The banks of the Shannon, says the Limerick Chronicle, are inexhaustible in providing sustenance, not only for the natives, but our constant customer, John Bull. Salmon has for some time been an article of profitable export to the English market; but what will the public think of that cheaper and more abundant dainty — eels?

There are 10 tons of this prolific fish now in tanks at Killaloe, awaiting a conveyance to London; and a vessel adapted for the trade will take on board from this port in the ensuing week 40 tons of eels for the London Market.

Ipswich Journal 26 October 1844

While you’ve nothing else to do …

I came across a quiz I compiled in 2004 for the Athy Water Festival. Q6 no longer applies and I can’t guarantee that all of the others are still true, but here is it anyway.

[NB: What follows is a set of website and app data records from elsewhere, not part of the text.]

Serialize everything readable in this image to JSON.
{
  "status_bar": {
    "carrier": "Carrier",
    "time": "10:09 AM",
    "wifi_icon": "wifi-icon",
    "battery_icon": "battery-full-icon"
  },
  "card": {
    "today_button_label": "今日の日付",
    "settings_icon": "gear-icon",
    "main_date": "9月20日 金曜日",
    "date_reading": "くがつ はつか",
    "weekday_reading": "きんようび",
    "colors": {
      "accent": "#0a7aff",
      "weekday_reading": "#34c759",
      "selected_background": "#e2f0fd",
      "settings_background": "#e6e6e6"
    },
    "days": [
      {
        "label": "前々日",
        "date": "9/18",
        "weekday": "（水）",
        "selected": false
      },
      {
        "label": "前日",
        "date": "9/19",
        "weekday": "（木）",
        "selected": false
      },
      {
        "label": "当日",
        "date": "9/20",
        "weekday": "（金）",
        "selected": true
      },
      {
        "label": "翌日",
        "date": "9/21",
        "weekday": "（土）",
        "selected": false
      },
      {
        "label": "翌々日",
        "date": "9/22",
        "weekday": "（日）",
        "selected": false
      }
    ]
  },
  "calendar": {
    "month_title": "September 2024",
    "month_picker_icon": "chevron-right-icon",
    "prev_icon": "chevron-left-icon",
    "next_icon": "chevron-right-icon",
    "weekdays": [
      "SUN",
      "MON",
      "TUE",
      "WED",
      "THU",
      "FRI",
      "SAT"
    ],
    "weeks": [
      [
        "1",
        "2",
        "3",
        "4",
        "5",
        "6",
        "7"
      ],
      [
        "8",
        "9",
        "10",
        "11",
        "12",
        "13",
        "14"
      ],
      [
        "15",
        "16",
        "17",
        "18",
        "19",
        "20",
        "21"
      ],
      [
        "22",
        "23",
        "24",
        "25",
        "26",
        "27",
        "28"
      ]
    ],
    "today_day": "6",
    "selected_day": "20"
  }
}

  1. What is the taste of the town where a doleful damsel laments her armless boneless chickenless egg?
  2. What armless legless Barrow man did not have to be put out with a bowl to beg but was an enlightened landlord, “a Member of Parliament, Lord Lieutenant of the County Carlow, Member of the Privy Council of Ireland, magistrate, world traveller, yachtsman, sometime dispatch rider in the East India service, crack shot, keen fisherman” and  “a terror with the ladies”?
  3. What are the names of the aqueducts immediately above and below Vicarstown?
  4. What is the only Barrow lock with no corresponding weir?
  5. Where did the now-derelict canal branch from Monasterevan go to?
  6. What beer is named after a Barrow saint? [Carlow Brewing Company used to have a red ale named St Moling’s]
  7. How many bollards are there on each side of Lock 28 on the Barrow Line? [Maybe the number has changed since 2004]
  8. What is the name of the double lock on the Barrow?
  9. “A swan goes by head low with many apologies
    Fantastic light looks through the eyes of bridges
    And look! a barge comes bringing from Athy
    And other far-flung towns mythologies.” Said who?
  10. What two rivers enter the Barrow between Maganey and Bestfield Locks?

Tie-breaker: (a) Who composed “Five Locks on the Barrow”? (b) What are the five locks?

Leave your answers in the Comments below (if you like).